## What you have to do
In the entries that follow, find each line with the word "image" and copy it.

Top of Data under study

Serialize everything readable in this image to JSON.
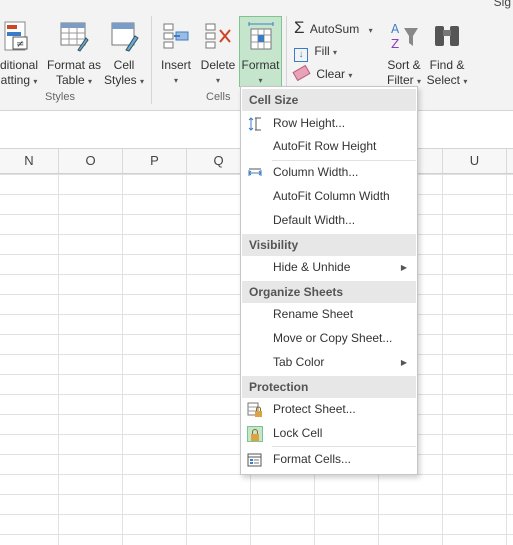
{
  "window": {
    "sign_in": "Sig"
  },
  "ribbon": {
    "styles_group": {
      "label": "Styles",
      "conditional_formatting_l1": "ditional",
      "conditional_formatting_l2": "atting",
      "format_as_table_l1": "Format as",
      "format_as_table_l2": "Table",
      "cell_styles_l1": "Cell",
      "cell_styles_l2": "Styles"
    },
    "cells_group": {
      "label": "Cells",
      "insert": "Insert",
      "delete": "Delete",
      "format": "Format"
    },
    "editing_group": {
      "autosum": "AutoSum",
      "fill": "Fill",
      "clear": "Clear",
      "sort_filter_l1": "Sort &",
      "sort_filter_l2": "Filter",
      "find_select_l1": "Find &",
      "find_select_l2": "Select"
    }
  },
  "columns": [
    "N",
    "O",
    "P",
    "Q",
    "U"
  ],
  "menu": {
    "sections": {
      "cell_size": "Cell Size",
      "visibility": "Visibility",
      "organize_sheets": "Organize Sheets",
      "protection": "Protection"
    },
    "items": {
      "row_height": "Row Height...",
      "autofit_row_height": "AutoFit Row Height",
      "column_width": "Column Width...",
      "autofit_column_width": "AutoFit Column Width",
      "default_width": "Default Width...",
      "hide_unhide": "Hide & Unhide",
      "rename_sheet": "Rename Sheet",
      "move_copy_sheet": "Move or Copy Sheet...",
      "tab_color": "Tab Color",
      "protect_sheet": "Protect Sheet...",
      "lock_cell": "Lock Cell",
      "format_cells": "Format Cells..."
    }
  },
  "colors": {
    "format_active_bg": "#c5e6cd",
    "format_active_border": "#7fc391",
    "section_bg": "#e7e7e7"
  }
}
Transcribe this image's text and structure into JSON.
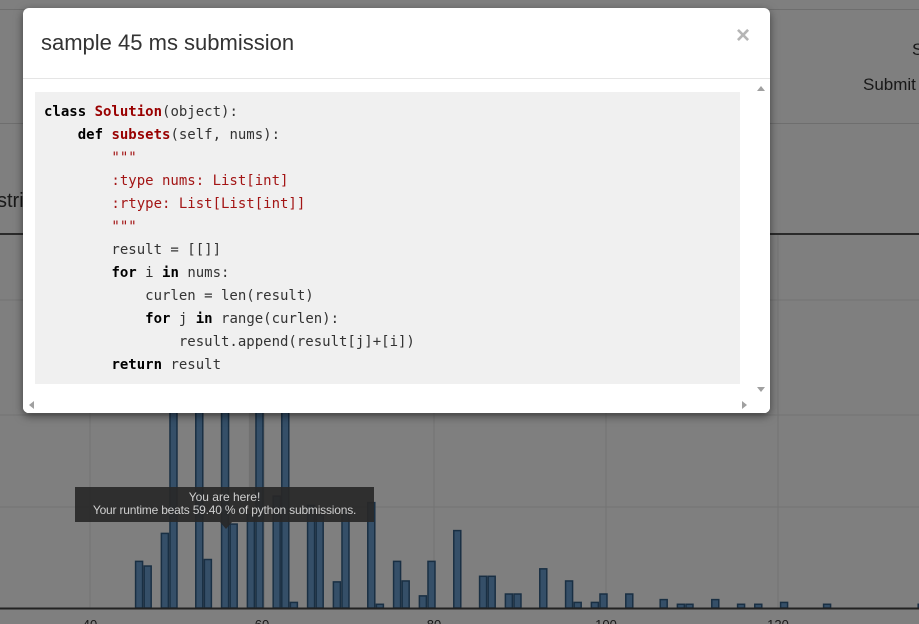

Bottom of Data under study

## Exercise solution
Serialize everything readable in this image to JSON.
Transcribe this image's text and structure into JSON.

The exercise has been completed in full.